Surface ports have become a popular tool to use with epoxy injection. Yet, they can also lead to poor performance on these projects if they are plugged or fall off in use. When placing ports with a paste adhesive, it is critical that the adhesive doesn’t plug the barrel of the port over the crack. Some contractors have found that mixing their paste adhesive on a piece of cardboard and then rolling the flange of the port through the adhesive (rather than using a trowel to apply paste directly to the base) works best. Others insert a cocktail straw or toothpick into the port to hold it in place and ensure continuity into the crack.
- Epoxies last longer
When your project is complete, don’t automatically react off your leftover A and B components to dispose of partial containers of epoxy. Most epoxy products are relatively stable and can be used for extended periods if kept within a reasonable temperature range and sealed. We say that most of our epoxy products can be safely used within 3 years of manufacture. There may be some settling (particularly for coatings) but the products will still perform if the separate components are mixed well individually before use. Caution: moisture sensitive materials such as polyureas or polyurethanes may have a much shorter shelf life.
- Cosmetic surgery for concrete
Say you have a sound substrate with a myriad of different tones or slight cracks or chips that disturb the smooth face. What can be done? Consider sacking, a repair technique that involves pre-wetting the substrate and then hitting the surface a burlap sack containing fine aggregate of the same color as the concrete along with some Portland cement. A fine wet cement-based slurry can also be applied by heavy brush. This trick can also rid the substrate of the dark crack “shadow” following epoxy crack injection on architecturally sensitive surfaces such as light precast panels—call us for more information.
- Bulk loaders work for epoxy too
Contractors who specialize in caulking and waterproofing may use bulk loaders to shoot single component elastomeric caulks. For delivering both liquid and paste viscosity epoxies, bulk loaders come in a wide variety of gun types and applicator tips including battery and pneumatic operated. They can be used with two-component epoxies as long as the mixed material has an extended potlife. The biggest reasons to consider a bulk loader are time and material savings—they can easily be loaded from a bulk mix in a 5-gallon bucket, placed just where needed and epoxy products sold in bulk are less costly. For larger projects, air-driven two-way bulk loaders might offer additional efficiency. Albion Engineering is a great place to look for a wide selection.
- Use a scale
On all of our data sheets, we include the separate weights of parts A and B. Why? We have noticed many other manufacturers require that all of the materials in multiple containers be used to make a mix. Yet, we know that not every project needs all of the materials in our containers and we hate wasting good materials. Of course, you can also judge proper quantities by filling clear plastic measuring cups or pails, but the safest way to reproducibly get accuracy is to pre-weigh both components since the weight is not affected if the container becomes too dirty or colored to read the volumes on the sides. Just remember that a material which is 2:1 by volume is not likely to have the same ratio by weight.
- Join up

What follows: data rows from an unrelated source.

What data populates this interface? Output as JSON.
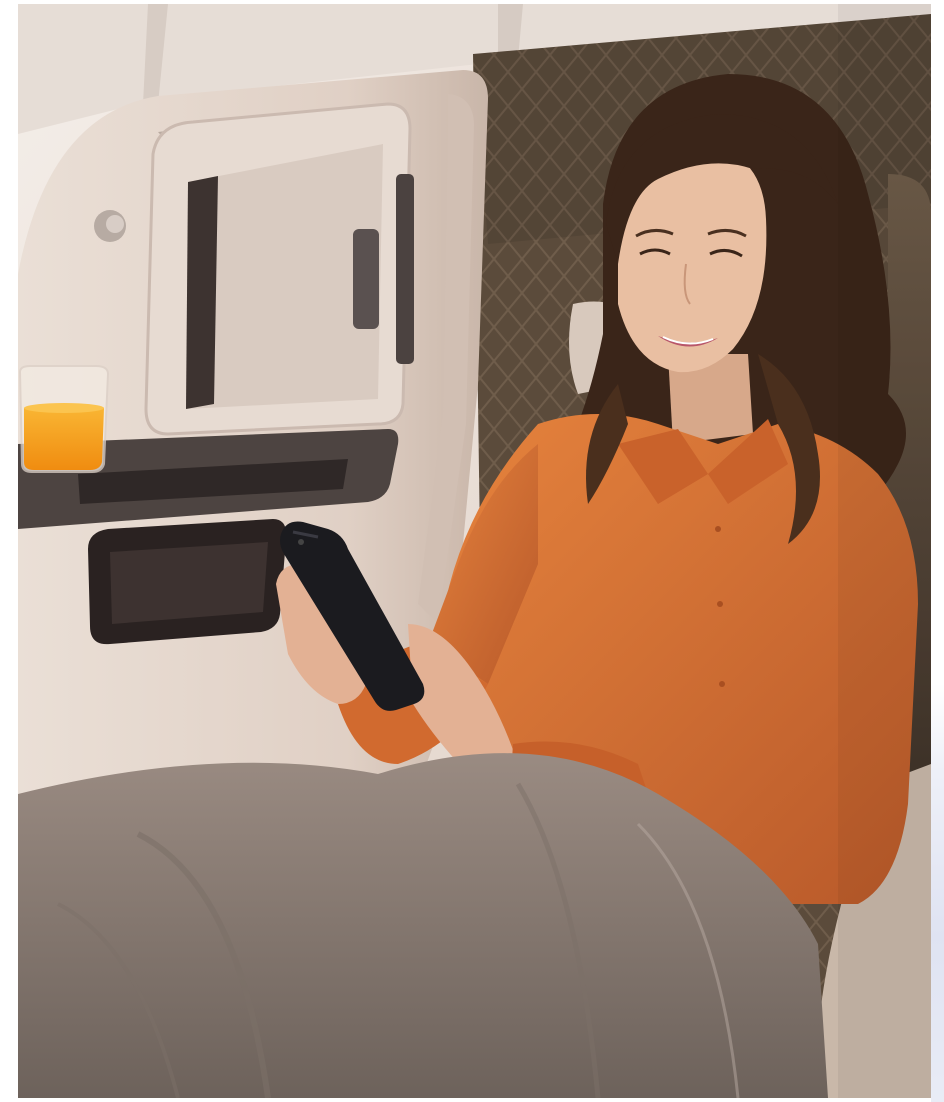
{
  "scene": {
    "subject": "woman-using-smartphone",
    "setting": "aircraft-cabin-seat",
    "palette": {
      "cabin_wall": "#efe7df",
      "shell_panel": "#e4d6cc",
      "seat_back": "#5a4a3a",
      "shirt": "#d9712f",
      "blanket": "#8a7d74",
      "juice": "#f6a21a",
      "phone": "#1b1b1f",
      "hair": "#3a2519",
      "skin": "#e9bfa2"
    }
  }
}
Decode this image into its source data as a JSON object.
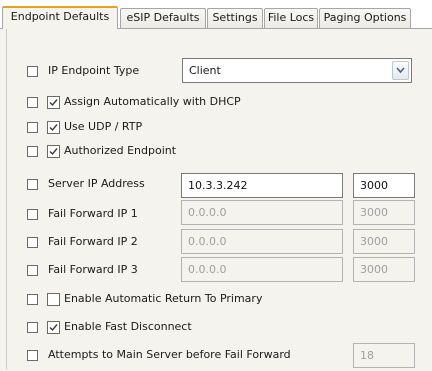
{
  "tabs": [
    "Endpoint Defaults",
    "eSIP Defaults",
    "Settings",
    "File Locs",
    "Paging Options"
  ],
  "endpoint_type": {
    "label": "IP Endpoint Type",
    "value": "Client"
  },
  "assign_dhcp": {
    "label": "Assign Automatically with DHCP",
    "checked": true
  },
  "use_udp": {
    "label": "Use UDP / RTP",
    "checked": true
  },
  "authorized": {
    "label": "Authorized Endpoint",
    "checked": true
  },
  "server_ip": {
    "label": "Server IP Address",
    "ip": "10.3.3.242",
    "port": "3000"
  },
  "fail_forward": [
    {
      "label": "Fail Forward IP 1",
      "ip": "0.0.0.0",
      "port": "3000"
    },
    {
      "label": "Fail Forward IP 2",
      "ip": "0.0.0.0",
      "port": "3000"
    },
    {
      "label": "Fail Forward IP 3",
      "ip": "0.0.0.0",
      "port": "3000"
    }
  ],
  "auto_return": {
    "label": "Enable Automatic Return To Primary",
    "checked": false
  },
  "fast_disconnect": {
    "label": "Enable Fast Disconnect",
    "checked": true
  },
  "attempts": {
    "label": "Attempts to Main Server before Fail Forward",
    "value": "18"
  }
}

ACI and ICRI are international members-driven organizations where you can meet in local chapters or attend regional and national conventions twice a year to learn more about concrete and its repair. Many of the attendee members have been performing the same specialized concrete repair specialties and are happy to share success stories.
- Come to our class
We organize free training sessions in structural concrete repair and epoxy injection two or three times a year—they take a day and a half. It includes hands-on practice and technical lectures. Call (650.261.3790) or email us if you’re interested.